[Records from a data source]
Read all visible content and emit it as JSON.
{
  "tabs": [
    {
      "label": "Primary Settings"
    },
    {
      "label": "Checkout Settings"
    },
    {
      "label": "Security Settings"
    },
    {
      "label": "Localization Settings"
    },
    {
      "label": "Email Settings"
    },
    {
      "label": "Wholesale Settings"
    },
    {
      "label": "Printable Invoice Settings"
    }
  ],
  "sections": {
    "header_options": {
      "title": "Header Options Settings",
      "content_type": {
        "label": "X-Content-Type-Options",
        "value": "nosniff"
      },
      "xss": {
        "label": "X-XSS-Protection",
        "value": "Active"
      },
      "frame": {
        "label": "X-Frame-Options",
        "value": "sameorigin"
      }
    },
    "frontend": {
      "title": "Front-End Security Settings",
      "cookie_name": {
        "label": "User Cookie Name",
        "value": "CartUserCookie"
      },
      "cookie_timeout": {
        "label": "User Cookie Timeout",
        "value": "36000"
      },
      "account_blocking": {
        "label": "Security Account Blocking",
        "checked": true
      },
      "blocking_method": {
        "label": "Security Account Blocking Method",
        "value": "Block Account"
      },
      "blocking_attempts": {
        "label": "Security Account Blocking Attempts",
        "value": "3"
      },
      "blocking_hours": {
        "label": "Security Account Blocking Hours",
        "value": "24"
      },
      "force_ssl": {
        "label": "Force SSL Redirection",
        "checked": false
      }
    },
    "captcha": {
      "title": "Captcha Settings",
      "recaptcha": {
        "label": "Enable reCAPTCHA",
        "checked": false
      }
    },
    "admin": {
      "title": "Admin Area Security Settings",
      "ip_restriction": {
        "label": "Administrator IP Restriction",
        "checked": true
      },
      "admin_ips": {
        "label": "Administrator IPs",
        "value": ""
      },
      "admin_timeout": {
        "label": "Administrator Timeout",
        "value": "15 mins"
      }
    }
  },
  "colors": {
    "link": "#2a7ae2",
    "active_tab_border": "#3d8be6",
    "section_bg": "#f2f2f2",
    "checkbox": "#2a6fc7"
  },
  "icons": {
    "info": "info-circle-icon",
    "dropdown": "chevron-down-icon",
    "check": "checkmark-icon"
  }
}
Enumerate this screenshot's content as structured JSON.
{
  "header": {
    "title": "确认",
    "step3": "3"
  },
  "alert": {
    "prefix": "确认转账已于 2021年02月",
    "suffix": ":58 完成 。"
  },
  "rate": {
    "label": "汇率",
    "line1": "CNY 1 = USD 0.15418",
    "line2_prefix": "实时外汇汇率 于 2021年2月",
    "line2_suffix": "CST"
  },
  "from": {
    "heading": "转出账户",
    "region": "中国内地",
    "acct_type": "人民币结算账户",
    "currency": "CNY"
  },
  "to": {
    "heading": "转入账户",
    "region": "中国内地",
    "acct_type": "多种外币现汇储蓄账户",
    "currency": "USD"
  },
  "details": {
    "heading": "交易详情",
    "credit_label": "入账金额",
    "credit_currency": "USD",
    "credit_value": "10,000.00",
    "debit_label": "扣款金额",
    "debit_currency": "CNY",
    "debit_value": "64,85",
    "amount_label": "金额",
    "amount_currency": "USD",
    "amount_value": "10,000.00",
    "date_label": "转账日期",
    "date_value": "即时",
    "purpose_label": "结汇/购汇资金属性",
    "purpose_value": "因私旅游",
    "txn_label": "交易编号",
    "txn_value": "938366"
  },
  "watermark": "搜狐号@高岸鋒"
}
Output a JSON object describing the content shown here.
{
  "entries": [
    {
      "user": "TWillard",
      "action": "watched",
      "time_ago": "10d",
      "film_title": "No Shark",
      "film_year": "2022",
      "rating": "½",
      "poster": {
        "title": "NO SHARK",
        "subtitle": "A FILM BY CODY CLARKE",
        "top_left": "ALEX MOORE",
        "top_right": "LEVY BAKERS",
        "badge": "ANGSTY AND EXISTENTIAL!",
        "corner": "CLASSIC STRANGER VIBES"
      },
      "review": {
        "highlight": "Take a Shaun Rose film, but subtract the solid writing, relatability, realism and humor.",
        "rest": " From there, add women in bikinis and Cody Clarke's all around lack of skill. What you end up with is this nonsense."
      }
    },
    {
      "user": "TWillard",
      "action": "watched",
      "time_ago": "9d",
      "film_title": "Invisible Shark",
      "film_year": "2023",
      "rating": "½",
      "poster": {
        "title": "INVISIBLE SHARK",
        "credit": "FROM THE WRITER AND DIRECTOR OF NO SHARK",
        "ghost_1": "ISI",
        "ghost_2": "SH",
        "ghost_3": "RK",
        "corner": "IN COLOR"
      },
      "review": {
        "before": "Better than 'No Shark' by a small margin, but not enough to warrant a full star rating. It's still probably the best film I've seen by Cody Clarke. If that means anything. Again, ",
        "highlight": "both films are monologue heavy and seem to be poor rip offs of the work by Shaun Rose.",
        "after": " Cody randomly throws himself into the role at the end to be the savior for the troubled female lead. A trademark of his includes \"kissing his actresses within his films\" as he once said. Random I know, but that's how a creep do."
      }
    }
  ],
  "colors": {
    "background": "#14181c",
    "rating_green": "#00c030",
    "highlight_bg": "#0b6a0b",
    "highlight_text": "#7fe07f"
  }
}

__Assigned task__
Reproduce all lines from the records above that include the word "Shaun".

__Response for this exercise__
        "highlight": "Take a Shaun Rose film, but subtract the solid writing, relatability, realism and humor.",
        "highlight": "both films are monologue heavy and seem to be poor rip offs of the work by Shaun Rose.",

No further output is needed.